I have read with great interest the recent article by Gus L of All Dead Generations on his rules for Dungeon Skirmishing, and I wish to return my own small salvo of penetrating thoughts. The matter of how best we play our own Little Wars around the game table has completed innumerable revolutions throughout the history of the hobby. Let's quickly survey some high-level approaches.
The indisputable roots of the hobby. Traditionally miniature figures or tokens are used to track military units (at individual or aggregate scale), moving around either free terrain with ruler or by grid cells. We live in a golden age with domestic 3D printing, and there is no shame in cardboard or dice tokens. We do not need heavy rulesets that take hours per conflict to resolve, and do not need production values like Critical Role. Look to RPG Savage Worlds or wargame family One Page Rules for how simple it can be.
There are undoubtedly many other adherents to theatre of the mind. This I argue is not fundamentally different, though interesting how I can't think of a wargame that eschews all physical representation as we are so want to do for roleplaying games. Gus' skirmish rules strike me as a somewhat convoluted way of addressing an issue that is more readily solved with figures or tokens (and is quite reminiscent of the combat rules from The One Ring).
Regardless of representation, this style of combat fundamentally allows either side to 'win' and any individual unit may be lost on the whims of fate. Induced play tends to focus on replicating small scale skirmish tactics: exploiting choke points, keeping an armoured front line, using spears from the second rank as a force multiplier, and keeping the artillery (magic user) in the rear. This is all reasonable, but arguably a bit one-note.
Games like Tunnels & Trolls, Mouse Guard/Torchbearer, and Agon frame combat as a contest occuring between sides rather than the atomic actions of each participant. This is a far less popular approach, but has some potential advantages to wargames. It is much simpler to adjudicate efforts for one side to flee or capture the other, and it tends to allow minimal real world time to resolve.
For adventure gaming that ascribes to the key pleasures of push your luck play balancing exploration, time, supply and threat (as Gus himself has argued) it crystallises the decisions of when to engage and for what purpose. It also marries with the goals of Decisive Combat and Information, Choice, Impact advocated by Chris McDowall. This seems to warrant more attention, especially amid the current interest in megadungeon play, where resolving the minutia of battles is time worst spent.

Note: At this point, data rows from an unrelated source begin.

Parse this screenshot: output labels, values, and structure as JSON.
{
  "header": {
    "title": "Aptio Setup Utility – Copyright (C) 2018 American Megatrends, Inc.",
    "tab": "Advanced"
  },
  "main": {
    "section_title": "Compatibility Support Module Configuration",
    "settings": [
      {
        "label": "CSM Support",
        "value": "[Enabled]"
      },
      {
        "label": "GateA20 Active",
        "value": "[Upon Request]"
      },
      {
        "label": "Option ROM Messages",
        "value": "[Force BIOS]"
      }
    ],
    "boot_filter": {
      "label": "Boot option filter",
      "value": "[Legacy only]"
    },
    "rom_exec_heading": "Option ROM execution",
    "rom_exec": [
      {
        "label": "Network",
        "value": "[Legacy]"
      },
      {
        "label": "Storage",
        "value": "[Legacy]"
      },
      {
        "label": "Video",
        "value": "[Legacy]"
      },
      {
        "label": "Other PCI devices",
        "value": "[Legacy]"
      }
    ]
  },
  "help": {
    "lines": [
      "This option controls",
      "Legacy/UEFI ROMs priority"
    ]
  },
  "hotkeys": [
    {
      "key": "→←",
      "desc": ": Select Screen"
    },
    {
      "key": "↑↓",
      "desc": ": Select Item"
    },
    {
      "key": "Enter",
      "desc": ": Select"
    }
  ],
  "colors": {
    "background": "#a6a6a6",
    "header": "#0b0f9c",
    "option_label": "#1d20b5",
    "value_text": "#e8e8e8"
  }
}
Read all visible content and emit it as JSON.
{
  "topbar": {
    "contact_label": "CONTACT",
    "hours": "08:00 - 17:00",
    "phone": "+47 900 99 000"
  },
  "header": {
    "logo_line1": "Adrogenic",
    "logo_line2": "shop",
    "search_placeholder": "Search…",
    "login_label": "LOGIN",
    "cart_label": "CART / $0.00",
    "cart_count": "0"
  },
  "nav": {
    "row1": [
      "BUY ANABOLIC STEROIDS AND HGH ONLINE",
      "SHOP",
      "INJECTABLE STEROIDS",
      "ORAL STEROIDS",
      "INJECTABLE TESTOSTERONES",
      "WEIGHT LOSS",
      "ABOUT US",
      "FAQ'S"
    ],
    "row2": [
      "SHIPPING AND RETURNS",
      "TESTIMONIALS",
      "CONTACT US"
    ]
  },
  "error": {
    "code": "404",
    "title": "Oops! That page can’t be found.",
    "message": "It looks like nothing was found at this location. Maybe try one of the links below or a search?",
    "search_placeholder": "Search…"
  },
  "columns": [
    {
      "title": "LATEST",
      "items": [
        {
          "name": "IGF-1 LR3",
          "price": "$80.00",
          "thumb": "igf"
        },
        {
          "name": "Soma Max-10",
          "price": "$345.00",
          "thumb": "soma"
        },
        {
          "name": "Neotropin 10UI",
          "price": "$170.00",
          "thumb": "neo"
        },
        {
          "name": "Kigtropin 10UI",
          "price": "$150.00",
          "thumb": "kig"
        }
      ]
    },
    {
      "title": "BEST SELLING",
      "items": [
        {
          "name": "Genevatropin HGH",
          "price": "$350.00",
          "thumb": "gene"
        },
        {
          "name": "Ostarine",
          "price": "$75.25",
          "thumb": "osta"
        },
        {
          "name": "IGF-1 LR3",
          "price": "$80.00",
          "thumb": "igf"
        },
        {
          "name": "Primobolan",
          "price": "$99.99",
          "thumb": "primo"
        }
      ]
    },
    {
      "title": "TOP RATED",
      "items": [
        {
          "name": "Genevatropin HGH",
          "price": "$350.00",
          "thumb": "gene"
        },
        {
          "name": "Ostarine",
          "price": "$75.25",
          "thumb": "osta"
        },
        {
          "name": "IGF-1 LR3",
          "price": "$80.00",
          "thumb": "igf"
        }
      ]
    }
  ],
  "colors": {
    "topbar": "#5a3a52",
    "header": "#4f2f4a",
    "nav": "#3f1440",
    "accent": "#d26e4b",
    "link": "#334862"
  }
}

Games like Apocalypse World, Blades in the Dark and Jason Tocci's 2400 series present a rather different approach: violent action is fundamentally handled the same way as other risky actions. We focus more on the specific fictional details of how characters move and act upon each other, and often describe the action 'cinematically.' There is less emphasis on systems mastery, and we tend to favour narrative privledge or novelty in adjuducating the outcomes over adherence to more protocolised tactics.
I think this style gets a bad rap in modern traditional circles (such as much of D&D5E), but actually suits the needs of this play style better. We want to see our toys (characters) take on impressive foes and come out on top with action hero displays. The drive to use wargame procedures to try and emulate drama invokes the necessary evil of smoke and mirrors: tight player character and encounter balancing over advancing levels, and endless debates on resting & resource management - shadow boxing.
This seems intuitively a good fit for combat as war 'OSR' play, but needs some detailing. Wargames certainly present problems to each side, and many of the potential solutions may seem creative or essentially exploitative. Puzzle combat is really where some realisation or 'eureka' moment must occur. A nice example I saw recently was an early episode of the live action One Piece adaptation, fighting the clown pirate Buggy: no amount of slicing & dicing would overcome his special power to animate his separable body parts, but they trapped him in a set of chests to prevent re-constitution.
Many folk tales imply a puzzle approach to their antagonists: uncover their true name, wield a blade of silver, expose them to sunlight. This can be used as mere seasoning in other styles, or emphasised by establishing (like Cthulhu Dark and Trophy Dark) that you will lose with certainty if you fight monsters head on. An excellent example of this is Dreaming Dragonslayer's Skorne, where combat is diceless and you know perfectly which side will lose the race of attrition if you just bop each other, but it then frames the play around how to wrest the upper hand from your foe.
A more abstract/'gamified' approach like the card-based abilities of Gloomhaven or (what I understand from a few blog posts) of the tarot card system of Rise Up Comus' His Majesty the Worm is important to highlight. There is a trend to shy away from dissociated mechanics like these, but especially if paired with a more high-level contest approach, has the distinct merit of facilitating the import of designs honed over decades in the board games scene.
It is critical that we ask (as in life, so in play): why do we fight? There is a somewhat perverse obsession with hit and damage dice, attack bonus progression, and reach and positioning on a 5ft grid (or abstractions like the ranks of Gus' motivating article) in 'OSR' circles that would otherwise rebuke the label of wargamer. If we aren't wargaming, put down the Combat Resolution and Weapons Versus Armour Tables, and start playing around with all these other tantalising morsels of fictive ultra-violence!